NOTE - "Red Barn" is actually the first big WHITE barn you pass after leaving Jenner. It's about 12 miles north of Jenner (not too many barns of any type out there). Red Barn south is 1/4 south of the Red Barn. Red Barn north is 500 yards north of Red Barn.

- Red Barn North/Pedotti Reef - also a very popular location due to the shore picking available. It's accessed through a gate directly west of the ranger kiosk for the Fort Ross Reef Campground.
- Fort Ross Coves (north and south) - the north cove is very popular because it is well protected from the northwest swell. Parking is the Fort Ross main parking lot and you have to hike to your entry. - The Old Mill - is an area west and south of the point of land immediately before you get to the Fort Ross Store as you head north on at the shallower depths. It's also very exposed. But if you can work 25', the area immediately south of the washrocks is very productive.

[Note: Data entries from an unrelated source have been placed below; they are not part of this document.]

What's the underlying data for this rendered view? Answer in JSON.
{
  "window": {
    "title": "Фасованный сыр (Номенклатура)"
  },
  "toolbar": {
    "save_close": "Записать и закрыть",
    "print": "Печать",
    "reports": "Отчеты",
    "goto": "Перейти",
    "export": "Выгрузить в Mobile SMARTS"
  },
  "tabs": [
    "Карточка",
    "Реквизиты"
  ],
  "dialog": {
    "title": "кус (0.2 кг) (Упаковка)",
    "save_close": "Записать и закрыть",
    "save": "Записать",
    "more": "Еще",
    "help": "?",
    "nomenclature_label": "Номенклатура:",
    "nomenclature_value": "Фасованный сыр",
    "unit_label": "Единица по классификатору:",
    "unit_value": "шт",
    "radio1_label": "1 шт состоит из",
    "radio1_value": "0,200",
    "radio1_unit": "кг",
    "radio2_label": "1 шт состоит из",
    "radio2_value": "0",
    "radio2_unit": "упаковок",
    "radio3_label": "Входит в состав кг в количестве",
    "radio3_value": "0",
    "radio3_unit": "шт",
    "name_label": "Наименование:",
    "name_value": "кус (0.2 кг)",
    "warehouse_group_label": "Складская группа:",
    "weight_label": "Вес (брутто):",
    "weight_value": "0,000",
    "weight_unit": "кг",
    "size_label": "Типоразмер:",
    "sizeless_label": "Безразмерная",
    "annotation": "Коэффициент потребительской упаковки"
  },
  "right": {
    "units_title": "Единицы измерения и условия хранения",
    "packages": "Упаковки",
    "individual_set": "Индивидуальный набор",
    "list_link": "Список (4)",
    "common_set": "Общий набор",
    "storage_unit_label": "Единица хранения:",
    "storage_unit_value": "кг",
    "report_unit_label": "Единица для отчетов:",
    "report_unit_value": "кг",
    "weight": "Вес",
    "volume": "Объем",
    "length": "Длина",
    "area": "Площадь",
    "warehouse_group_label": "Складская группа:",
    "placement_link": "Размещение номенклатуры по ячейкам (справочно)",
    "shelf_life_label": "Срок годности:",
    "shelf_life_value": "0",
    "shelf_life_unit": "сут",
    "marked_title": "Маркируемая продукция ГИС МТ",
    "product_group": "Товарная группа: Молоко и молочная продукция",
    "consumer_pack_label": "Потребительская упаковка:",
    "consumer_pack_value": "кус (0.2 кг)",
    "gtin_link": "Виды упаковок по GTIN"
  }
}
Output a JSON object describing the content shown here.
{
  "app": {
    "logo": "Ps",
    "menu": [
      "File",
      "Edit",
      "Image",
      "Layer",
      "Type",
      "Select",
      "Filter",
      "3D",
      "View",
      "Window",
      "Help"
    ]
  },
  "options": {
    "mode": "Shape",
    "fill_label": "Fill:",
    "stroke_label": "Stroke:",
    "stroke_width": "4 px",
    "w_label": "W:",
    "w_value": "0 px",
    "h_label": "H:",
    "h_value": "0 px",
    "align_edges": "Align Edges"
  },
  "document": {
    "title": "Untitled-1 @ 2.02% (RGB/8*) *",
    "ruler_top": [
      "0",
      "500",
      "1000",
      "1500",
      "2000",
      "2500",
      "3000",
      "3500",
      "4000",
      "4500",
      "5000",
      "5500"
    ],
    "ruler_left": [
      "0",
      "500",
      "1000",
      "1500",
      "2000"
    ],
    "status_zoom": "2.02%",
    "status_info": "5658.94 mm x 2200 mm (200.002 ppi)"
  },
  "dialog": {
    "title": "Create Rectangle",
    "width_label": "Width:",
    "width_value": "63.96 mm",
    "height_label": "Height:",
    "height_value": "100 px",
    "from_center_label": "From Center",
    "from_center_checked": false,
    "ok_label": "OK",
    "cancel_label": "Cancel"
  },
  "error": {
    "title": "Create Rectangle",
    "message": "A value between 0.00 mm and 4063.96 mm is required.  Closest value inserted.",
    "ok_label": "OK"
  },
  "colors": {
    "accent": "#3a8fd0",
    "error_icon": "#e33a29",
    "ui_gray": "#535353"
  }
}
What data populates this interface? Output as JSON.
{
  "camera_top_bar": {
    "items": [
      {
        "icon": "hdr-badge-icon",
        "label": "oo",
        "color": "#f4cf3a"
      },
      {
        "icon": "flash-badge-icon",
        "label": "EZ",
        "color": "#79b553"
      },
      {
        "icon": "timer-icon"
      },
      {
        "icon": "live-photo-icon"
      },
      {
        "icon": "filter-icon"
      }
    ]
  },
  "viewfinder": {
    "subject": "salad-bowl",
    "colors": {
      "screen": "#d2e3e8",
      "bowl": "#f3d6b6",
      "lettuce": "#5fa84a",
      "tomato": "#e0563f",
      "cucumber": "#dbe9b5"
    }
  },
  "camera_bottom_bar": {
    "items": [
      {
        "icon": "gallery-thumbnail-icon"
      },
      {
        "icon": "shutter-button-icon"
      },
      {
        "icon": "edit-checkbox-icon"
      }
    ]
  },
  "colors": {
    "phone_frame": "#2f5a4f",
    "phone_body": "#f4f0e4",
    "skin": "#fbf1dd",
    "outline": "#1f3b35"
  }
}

- Timber Cove - is a commercial campground. Somewhat "rustic" but it has one of the two hot showers on the Sonoma Coast (send $5 for the location of the 2nd hot show :). It also has the boat hoist. $21 to launch a boat with up to 3 people. $6 per person trespass fee above and beyond that. Kayaks don't count as a boat. Along the north side of the outer cove, abalone can be found at relatively shallow depths (15' to 20').
- Stillwater Cove - is the easiest access point on the Sonoma coast. This is where I usually launch a kayak to access some pretty spectacular freediving within a 15 minute paddle. Within the cove itself, a lot of people hammer the south side. It's relatively shallow (average is about 8') but it's also pretty picked over. On the north side of the cove, just beyond the first washrock, there's a ridge that varies from 8' to 25' deep. Every time I check that ridge, I start seeing abs in 15' of water as I'm heading toward Japan. So I'd suggest either the north side of Stillwater Cove or outside the farthest wash rocks on the south side of the cove. The hit 25'/30', the center of the cove 50 yards out is full of nice size abs.

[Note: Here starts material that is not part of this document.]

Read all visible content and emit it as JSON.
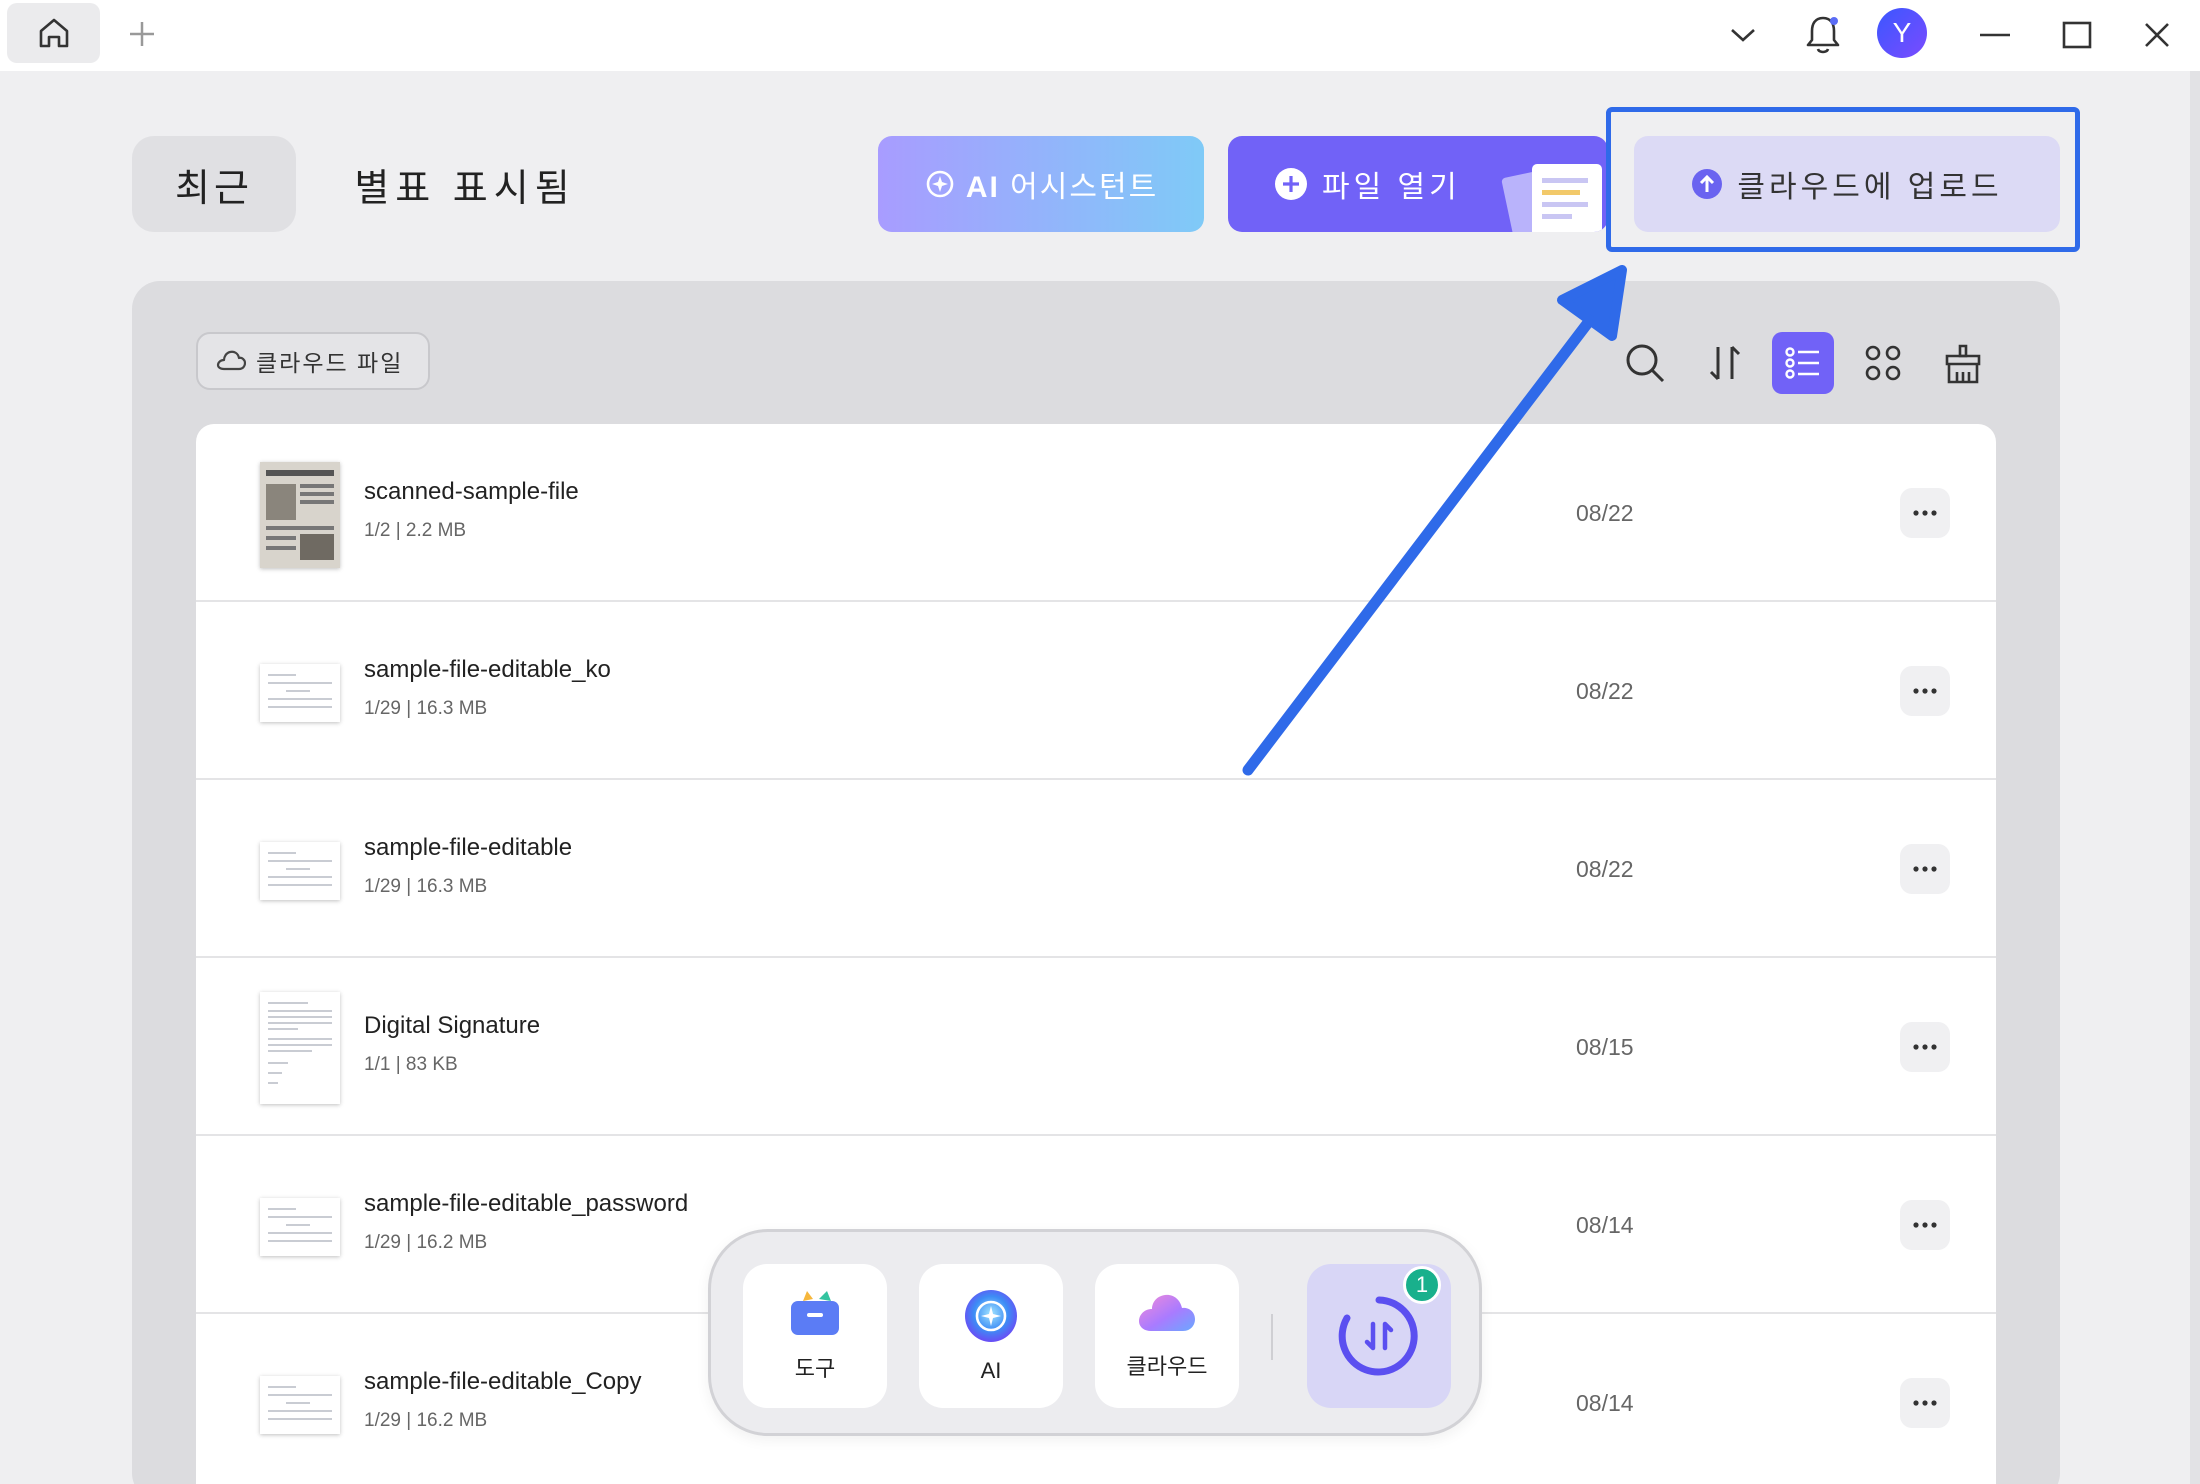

- "The Washing Machine" - is a cove about 100 yards north of Stillwater Cove. It can be accessed by swimming out of Stillwater or climbing down to a small beach. I understand the pickings are rather good because 1) the "cove" area is a jumbled bottom 5' to 12' deep and 2) it's sufficiently exposed that it's lumpy enough on most days to keep most divers out. The place spooks me and I stay away. But that's personal. It should be fine for strong divers smart enough to recognize marginal conditions. Unfortunately, way too many strong divers aren't that smart.
- Ocean Cove - another commercial campground. They have a marginal boat launch. It's steep and long. And it sets you in Ocean Cove which is large and shallow with a couple of barely submerged rocks. Really exciting cove on days with swell over 6' and better. I've never dove the cove for abs. I'm also told it's a great night dive for crab.
- Salt Point - is a state park. The Gerstle Cove marine reserve is where the fish & game wardens return all surviving abalone confiscated from reserve is carpeted by abalone and all of them are off limits. However, just outside the reserve on the north side, pickings get pretty good really quick. The south cove is also a popular ab dive site.
- Fisk Mill Cove - is a long cove starting at Stump Beach and going north for a couple of miles. There are a number of access points along the highway and they all lead to good abalone diving. If you can see kelp on the surface, there'll be abalone below.
- Horseshoe Cove - is north facing and not usually a friendly place to dive. But, at this time of the year, the swell swings from all directions. This is a good location when the swell is coming from the southerly quadrants.